Serbian playwright Biljana Srbljanovic’s unflinching, skillful “Family Stories” uses a violently dysfunctional family as envisioned by children as a metaphor for the larger disorder of a region torn apart by civil war and the crimes of Slobodan Milosevic. Exposing the brutal impact of war on kids, Srbljanovic opts for a tough, rough approach, going to devastatingly absurdist lengths to excoriate the inhuman waste of war. Produced in many languages throughout Europe, “Family Stories” is a specialized piece of theater, but it deserves a berth at a brave Off Broadway house.
The play has a gutsy, foul-mouthed honesty in Rebecca Ann Rugg’s English translation. Four young-adult actors portray Serbian children, ages 10, 11 and 12. Three of them play house, as the father, mother and son (and at times daughter) of a singularly unfortunate family. The fourth, a mute interloper in rags, is adopted as the family dog. We eventually learn that she’s a war orphan consumed with guilt at the death of her parents.
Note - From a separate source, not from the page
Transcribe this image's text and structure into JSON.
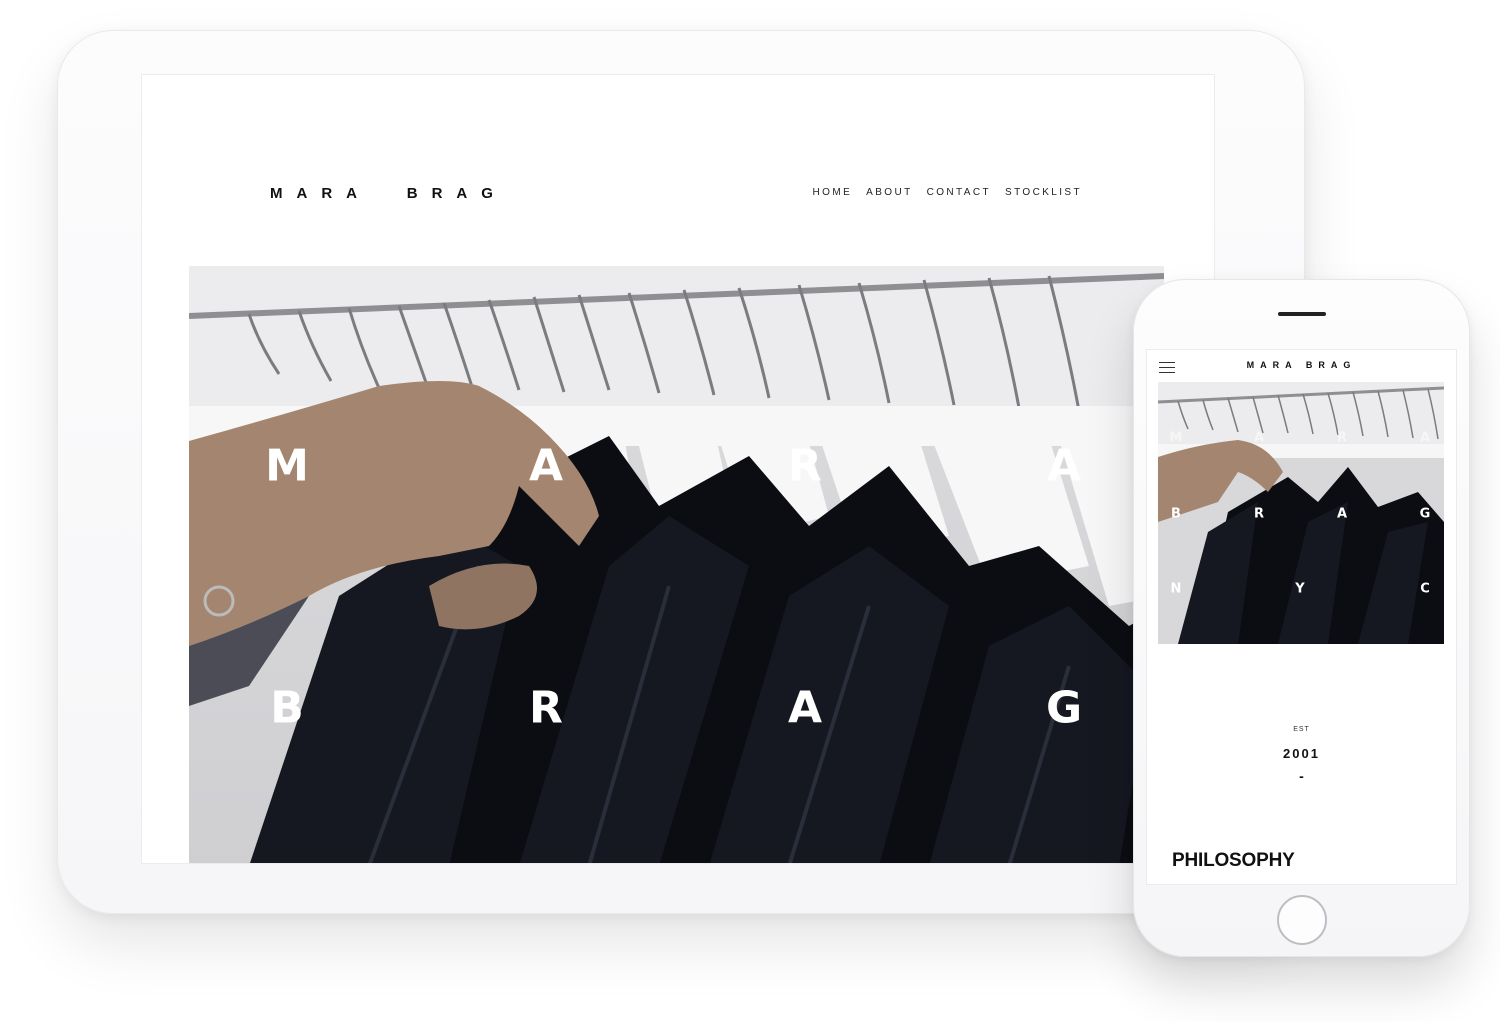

A series of short scenes make up the play, each presenting a self- contained story, almost all ending with the parents dying at the hands of their son. One ends with him pouring gasoline over them as they sleep and burning them to death. In another, the father chokes to death.
Director Annie Dorsen and her cast have worked closely to achieve the forceful atmosphere of this production. The cast acts with tremendous gusto, to the point of taking physical risks. Performances are deliberately raucous, the impact deeply unsettling. The play ends with the orphaned girl/dog finally speaking, yearning for happiness, freedom and peace. A blinding explosion is the finale.
The world represented is ugly, physically and morally. Women are subservient and abused by their husbands; parents are expected to beat their children. Danger is everywhere, no one can be trusted, and hope is nonexistent.
As the brother and sister who play the parents, Brandon Miller and Danielle Skraastad are heroic as a darkly comic team, while Corey Behnke as their son/daughter is equally edgy (the playwright is well aware of the need for comic relief amid her play’s horrors). As the orphan “with tics,” who plays a drooling dog most of the time but also gets to copulate with the son, Emma Bowers is remarkable, rising to the demands of her final monologue fervently.
The play takes place in the suburban housing projects of Belgrade, and set designer Jeff Cowie has provided a superb set. On a cracked concrete slab he’s erected a playhouse made out of scavenged bits and pieces of rubble and garbage. It looks as if it’s been built by the children themselves.